It’s good to switch things up. Especially when you have to learn three chapters of introductory statistics and peruse forty pages of primary sources from the Ming Dynasty. These are my findings from not
breathing reading for a week:
The ability to read is a little bit like a muscle. For the first two days, I experienced a notable increase in my ability to focus during conversations (i.e. muscle recovery). After that, my fingers itched to open up a new book. I started at my bookshelf longingly several times during the rest of the week. It reminded me of tapering training before a track competition, where all I wanted to do run, run, run.
The rebound in my reading was exactly like a rested muscle springing back into action. I read three books in three days after my week of abstinence. In addition to reading faster, I could comprehend the information better.
When I’m reading, three real-time hours pass for every perceived hour of time. Thus, my days felt much longer during this week. It also made waiting for food so boring. This realization makes me curious about time perception; I wonder if there’s a way to measure the difference in perceived time when a test subject performs a boring activity versus one that they love. Let me know if you’re aware of any such articles.
My book list had some fat that needed to be cut. Somehow, walking away from books allowed me to reprioritize my future reading. I think that time constraints naturally focuses one’s interests. When deciding to read a new book, I now ask myself “if I only had one hour a day to read, would it be this book?” (Click here to learn more about the benefits of artificial constraints).

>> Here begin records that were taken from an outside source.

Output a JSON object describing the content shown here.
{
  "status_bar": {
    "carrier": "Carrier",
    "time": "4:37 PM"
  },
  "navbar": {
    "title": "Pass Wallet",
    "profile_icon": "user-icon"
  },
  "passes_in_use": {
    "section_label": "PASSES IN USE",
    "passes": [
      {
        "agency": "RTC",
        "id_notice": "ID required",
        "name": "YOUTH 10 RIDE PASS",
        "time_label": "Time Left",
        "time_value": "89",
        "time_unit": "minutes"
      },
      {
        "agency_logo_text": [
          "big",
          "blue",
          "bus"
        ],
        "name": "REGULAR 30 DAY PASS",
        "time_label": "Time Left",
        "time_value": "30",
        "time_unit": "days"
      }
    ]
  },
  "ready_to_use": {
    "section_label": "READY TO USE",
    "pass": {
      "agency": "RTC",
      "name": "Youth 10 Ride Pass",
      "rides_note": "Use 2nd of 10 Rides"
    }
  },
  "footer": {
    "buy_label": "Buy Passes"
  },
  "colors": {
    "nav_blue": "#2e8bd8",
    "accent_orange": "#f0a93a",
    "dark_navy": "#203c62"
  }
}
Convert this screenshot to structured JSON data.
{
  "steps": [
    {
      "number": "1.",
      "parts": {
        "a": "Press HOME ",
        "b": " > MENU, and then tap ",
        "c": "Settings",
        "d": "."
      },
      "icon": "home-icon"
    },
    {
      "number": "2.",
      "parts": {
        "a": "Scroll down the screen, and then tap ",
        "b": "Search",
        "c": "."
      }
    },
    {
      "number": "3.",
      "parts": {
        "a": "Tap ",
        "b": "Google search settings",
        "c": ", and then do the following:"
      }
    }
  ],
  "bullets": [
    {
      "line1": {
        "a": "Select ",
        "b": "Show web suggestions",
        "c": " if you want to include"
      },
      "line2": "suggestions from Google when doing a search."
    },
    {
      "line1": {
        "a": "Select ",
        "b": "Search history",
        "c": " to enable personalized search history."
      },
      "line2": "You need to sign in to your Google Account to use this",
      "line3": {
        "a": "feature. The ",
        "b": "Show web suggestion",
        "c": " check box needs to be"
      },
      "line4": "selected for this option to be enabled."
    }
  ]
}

Make a habit of making and breaking habits (yes even the good ones). By changing up your behavior, you gain novel insights into long-term problems you might be having. You also remind yourself why you instilled your good habits in the first place, and give yourself room to adventure.